# WHAT TO PRODUCE
Locate the word "configLocation" in the data below, then copy every line that holds it.

# GIVEN DATA
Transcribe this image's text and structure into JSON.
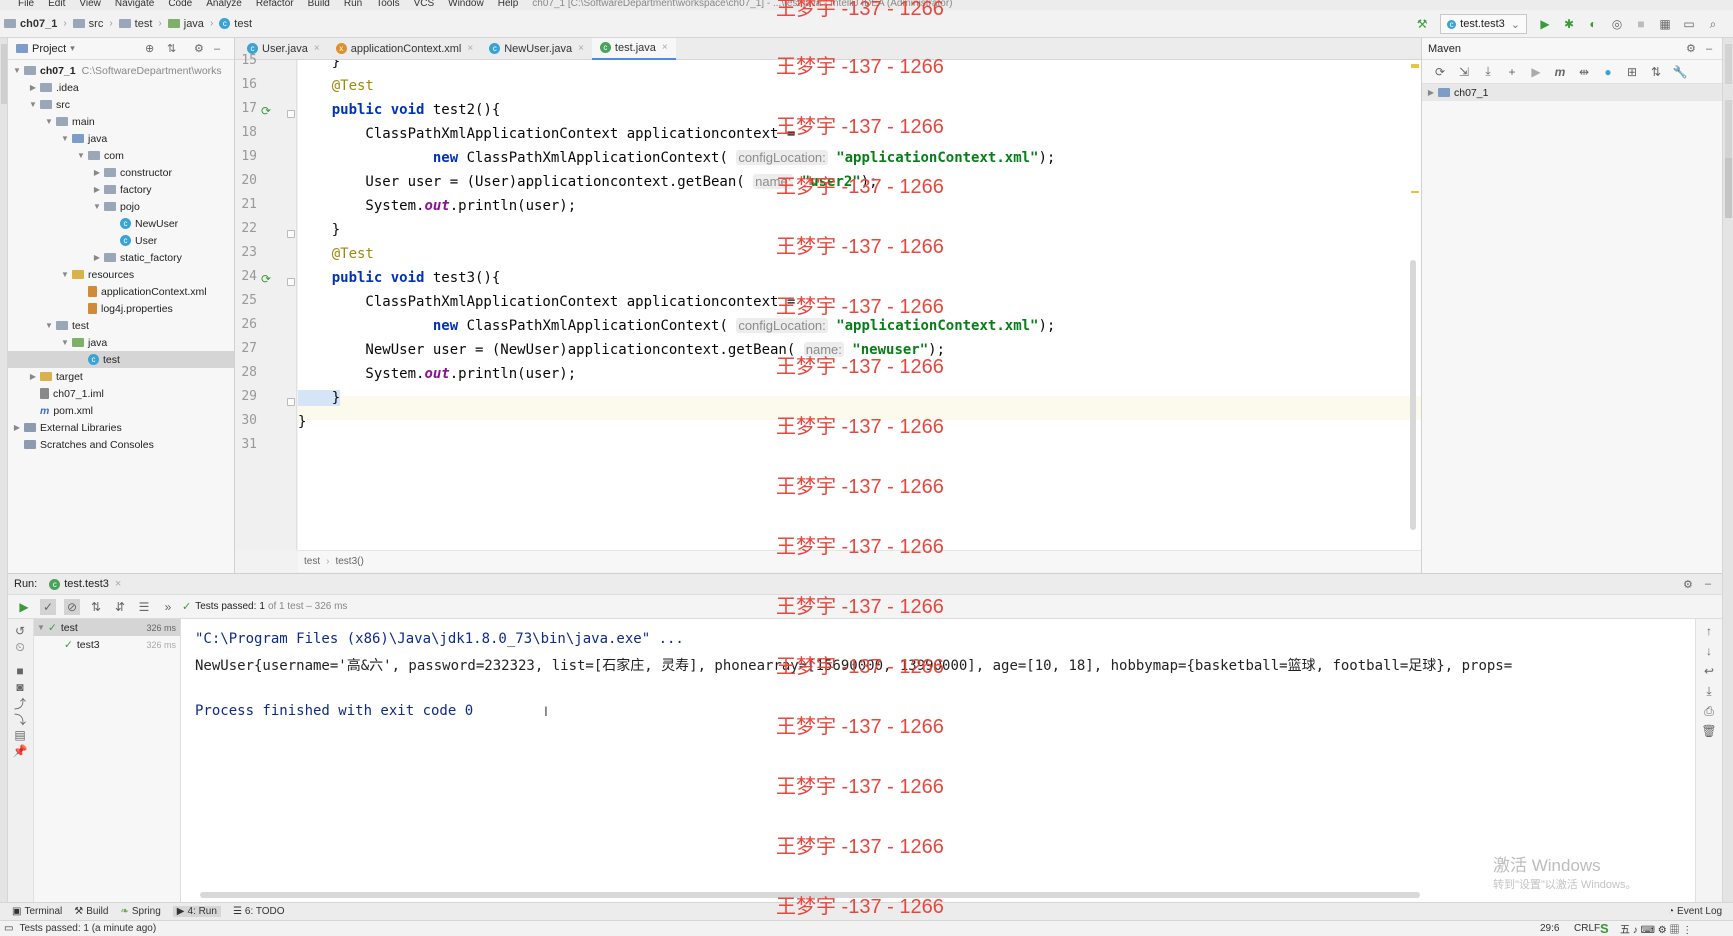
{
  "menu": [
    "File",
    "Edit",
    "View",
    "Navigate",
    "Code",
    "Analyze",
    "Refactor",
    "Build",
    "Run",
    "Tools",
    "VCS",
    "Window",
    "Help",
    "ch07_1 [C:\\SoftwareDepartment\\workspace\\ch07_1] - ...\\test.java - IntelliJ IDEA (Administrator)"
  ],
  "breadcrumb": [
    "ch07_1",
    "src",
    "test",
    "java",
    "test"
  ],
  "run_config": "test.test3",
  "project_panel": {
    "title": "Project",
    "tree": [
      {
        "label": "ch07_1",
        "path": "C:\\SoftwareDepartment\\works",
        "depth": 0,
        "kind": "module"
      },
      {
        "label": ".idea",
        "depth": 1,
        "kind": "folder"
      },
      {
        "label": "src",
        "depth": 1,
        "kind": "folder"
      },
      {
        "label": "main",
        "depth": 2,
        "kind": "folder"
      },
      {
        "label": "java",
        "depth": 3,
        "kind": "blue"
      },
      {
        "label": "com",
        "depth": 4,
        "kind": "folder"
      },
      {
        "label": "constructor",
        "depth": 5,
        "kind": "folder"
      },
      {
        "label": "factory",
        "depth": 5,
        "kind": "folder"
      },
      {
        "label": "pojo",
        "depth": 5,
        "kind": "folder"
      },
      {
        "label": "NewUser",
        "depth": 6,
        "kind": "class"
      },
      {
        "label": "User",
        "depth": 6,
        "kind": "class"
      },
      {
        "label": "static_factory",
        "depth": 5,
        "kind": "folder"
      },
      {
        "label": "resources",
        "depth": 3,
        "kind": "yellow"
      },
      {
        "label": "applicationContext.xml",
        "depth": 4,
        "kind": "xml"
      },
      {
        "label": "log4j.properties",
        "depth": 4,
        "kind": "xml"
      },
      {
        "label": "test",
        "depth": 2,
        "kind": "folder"
      },
      {
        "label": "java",
        "depth": 3,
        "kind": "green"
      },
      {
        "label": "test",
        "depth": 4,
        "kind": "class",
        "selected": true
      },
      {
        "label": "target",
        "depth": 1,
        "kind": "yellow"
      },
      {
        "label": "ch07_1.iml",
        "depth": 1,
        "kind": "file"
      },
      {
        "label": "pom.xml",
        "depth": 1,
        "kind": "maven"
      },
      {
        "label": "External Libraries",
        "depth": 0,
        "kind": "lib"
      },
      {
        "label": "Scratches and Consoles",
        "depth": 0,
        "kind": "lib"
      }
    ]
  },
  "tabs": [
    {
      "label": "User.java",
      "active": false
    },
    {
      "label": "applicationContext.xml",
      "active": false
    },
    {
      "label": "NewUser.java",
      "active": false
    },
    {
      "label": "test.java",
      "active": true
    }
  ],
  "editor": {
    "line_numbers": [
      "15",
      "16",
      "17",
      "18",
      "19",
      "20",
      "21",
      "22",
      "23",
      "24",
      "25",
      "26",
      "27",
      "28",
      "29",
      "30",
      "31"
    ],
    "code_segments": {
      "l15": "    }",
      "l16": "    @Test",
      "l17a": "    public void",
      "l17b": " test2(){",
      "l18": "        ClassPathXmlApplicationContext applicationcontext =",
      "l19a": "                new",
      "l19b": " ClassPathXmlApplicationContext( ",
      "l19hint": "configLocation:",
      "l19str": " \"applicationContext.xml\"",
      "l19end": ");",
      "l20a": "        User user = (User)applicationcontext.getBean( ",
      "l20hint": "name:",
      "l20str": " \"user2\"",
      "l20end": ");",
      "l21a": "        System.",
      "l21out": "out",
      "l21b": ".println(user);",
      "l22": "    }",
      "l23": "    @Test",
      "l24a": "    public void",
      "l24b": " test3(){",
      "l25": "        ClassPathXmlApplicationContext applicationcontext =",
      "l26a": "                new",
      "l26b": " ClassPathXmlApplicationContext( ",
      "l26hint": "configLocation:",
      "l26str": " \"applicationContext.xml\"",
      "l26end": ");",
      "l27a": "        NewUser user = (NewUser)applicationcontext.getBean( ",
      "l27hint": "name:",
      "l27str": " \"newuser\"",
      "l27end": ");",
      "l28a": "        System.",
      "l28out": "out",
      "l28b": ".println(user);",
      "l29": "    }",
      "l30": "}"
    },
    "crumbs": [
      "test",
      "test3()"
    ]
  },
  "maven": {
    "title": "Maven",
    "root": "ch07_1"
  },
  "run": {
    "label": "Run:",
    "tab": "test.test3",
    "status_prefix": "Tests passed:",
    "status_count": "1",
    "status_suffix": "of 1 test – 326 ms",
    "tree": [
      {
        "label": "test",
        "time": "326 ms"
      },
      {
        "label": "test3",
        "time": "326 ms"
      }
    ],
    "console": [
      "\"C:\\Program Files (x86)\\Java\\jdk1.8.0_73\\bin\\java.exe\" ...",
      "NewUser{username='高&六', password=232323, list=[石家庄, 灵寿], phonearray=[15690000, 13990000], age=[10, 18], hobbymap={basketball=篮球, football=足球}, props=",
      "",
      "Process finished with exit code 0"
    ]
  },
  "bottom_tabs": [
    "Terminal",
    "Build",
    "Spring",
    "4: Run",
    "6: TODO"
  ],
  "event_log": "Event Log",
  "status": {
    "message": "Tests passed: 1 (a minute ago)",
    "position": "29:6",
    "line_sep": "CRLF"
  },
  "watermark": "王梦宇 -137 - 1266",
  "windows_activation": [
    "激活 Windows",
    "转到\"设置\"以激活 Windows。"
  ],
  "colors": {
    "keyword": "#0033b3",
    "string": "#067d17",
    "annotation": "#9e880d",
    "watermark": "#e8473e",
    "accent": "#4a8de0"
  }
}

# RESPONSE AREA
      "l19hint": "configLocation:",
      "l26hint": "configLocation:",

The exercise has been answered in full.